The role of a highly centralized administration of the Program is controversial. On the one hand, the federal government has initiated it, provided regions with additional funding, made the campaign a priority of health policy. The centralized leverage is needed to involve providers in preventive activities and to control their actual implementation, as well as to promote participation of people in check-ups and screenings.
On the other hand, a highly centralized pattern of the Program design and implementation has a number of drawbacks. Uniform target population groups and a set of preventive activities limit the flexibility of regions in responding to local needs and special conditions – variation in the disease incidence, the capacity of PHC, the most vulnerable population groups. Centrally established indicators of the population coverage, volumes of preventive care and the number of identified illnesses make regional health authorities and PHC providers look for the ways to reach the targets irrespective of the local capacity to treat new cases.

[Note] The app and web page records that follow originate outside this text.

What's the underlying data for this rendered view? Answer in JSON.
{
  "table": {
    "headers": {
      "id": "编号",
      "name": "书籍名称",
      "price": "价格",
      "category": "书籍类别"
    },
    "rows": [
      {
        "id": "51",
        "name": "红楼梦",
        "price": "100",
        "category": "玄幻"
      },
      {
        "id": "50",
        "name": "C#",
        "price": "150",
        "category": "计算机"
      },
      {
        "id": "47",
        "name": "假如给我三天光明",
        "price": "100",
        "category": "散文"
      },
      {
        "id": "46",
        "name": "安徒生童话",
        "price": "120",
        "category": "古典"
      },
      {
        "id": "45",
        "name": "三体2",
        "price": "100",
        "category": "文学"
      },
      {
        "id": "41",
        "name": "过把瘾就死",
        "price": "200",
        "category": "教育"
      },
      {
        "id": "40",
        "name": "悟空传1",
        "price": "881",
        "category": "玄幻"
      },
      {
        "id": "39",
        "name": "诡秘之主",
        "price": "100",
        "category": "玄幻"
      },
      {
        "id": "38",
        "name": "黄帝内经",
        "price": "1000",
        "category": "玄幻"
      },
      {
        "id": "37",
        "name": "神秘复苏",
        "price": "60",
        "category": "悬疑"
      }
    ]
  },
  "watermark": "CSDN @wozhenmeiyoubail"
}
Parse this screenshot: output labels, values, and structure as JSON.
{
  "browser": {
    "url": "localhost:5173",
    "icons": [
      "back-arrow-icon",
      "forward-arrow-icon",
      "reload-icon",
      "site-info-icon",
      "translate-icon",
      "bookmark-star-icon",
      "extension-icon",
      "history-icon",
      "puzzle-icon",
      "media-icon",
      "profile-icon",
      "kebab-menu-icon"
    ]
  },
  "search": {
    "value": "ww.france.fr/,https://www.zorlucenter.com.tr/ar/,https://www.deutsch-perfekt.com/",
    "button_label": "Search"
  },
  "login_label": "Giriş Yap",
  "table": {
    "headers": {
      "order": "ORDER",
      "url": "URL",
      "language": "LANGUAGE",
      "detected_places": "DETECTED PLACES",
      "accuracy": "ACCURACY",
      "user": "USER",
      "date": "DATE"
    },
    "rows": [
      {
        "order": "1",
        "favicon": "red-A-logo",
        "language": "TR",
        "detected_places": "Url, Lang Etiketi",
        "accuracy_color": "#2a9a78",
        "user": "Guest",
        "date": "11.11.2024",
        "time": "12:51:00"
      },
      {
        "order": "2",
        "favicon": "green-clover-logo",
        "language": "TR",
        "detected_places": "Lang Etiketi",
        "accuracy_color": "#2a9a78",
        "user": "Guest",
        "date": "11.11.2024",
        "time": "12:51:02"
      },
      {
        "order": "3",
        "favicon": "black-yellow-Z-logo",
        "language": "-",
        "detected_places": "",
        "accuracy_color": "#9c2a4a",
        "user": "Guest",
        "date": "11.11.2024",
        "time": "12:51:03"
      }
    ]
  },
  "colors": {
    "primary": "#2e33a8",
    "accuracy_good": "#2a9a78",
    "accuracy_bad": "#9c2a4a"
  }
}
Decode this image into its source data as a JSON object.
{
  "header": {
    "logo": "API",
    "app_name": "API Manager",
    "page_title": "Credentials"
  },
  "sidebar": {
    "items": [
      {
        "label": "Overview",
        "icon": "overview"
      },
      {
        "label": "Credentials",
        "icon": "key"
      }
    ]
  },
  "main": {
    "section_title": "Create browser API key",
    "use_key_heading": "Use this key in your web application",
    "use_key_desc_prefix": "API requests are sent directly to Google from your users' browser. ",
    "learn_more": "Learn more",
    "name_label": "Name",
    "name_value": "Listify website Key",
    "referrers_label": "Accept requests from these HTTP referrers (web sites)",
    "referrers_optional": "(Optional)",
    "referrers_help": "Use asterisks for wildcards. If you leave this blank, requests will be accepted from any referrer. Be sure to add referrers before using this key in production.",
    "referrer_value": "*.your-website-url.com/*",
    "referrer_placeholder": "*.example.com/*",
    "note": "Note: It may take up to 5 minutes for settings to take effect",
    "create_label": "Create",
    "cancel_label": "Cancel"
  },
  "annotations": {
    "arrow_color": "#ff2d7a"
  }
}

The professional autonomy of physicians to select their own patterns of preventive work is limited by a chain of vertically determined rules.
Reporting and monitoring of the Program outcomes follows the logic of the centralized administration and politically loaded campaigns. The federal MoH makes an emphasis on easily attainable indicators and targets so that to ensure and to show the progress. The actual health gains due to the dispensarization are beyond the scope of monitoring. To the best of our knowledge, there are no attempts to assess: a) the impact of specific tests and screenings on the identification of new cases, b) the actual coverage, specific activities and health outcomes of the follow-up dispensary surveillance, c) the cost of specific preventive services, d) the cost effectiveness of the entire Program and its elements. This is a serious limitation for the Program adjustment to the activities with the highest health gains and cost effectiveness. A virtual absence of a sound measurement and monitoring can hardly be attributed to the lack of qualification. Rather, it is a by-product of a command-and-control governance of the health system.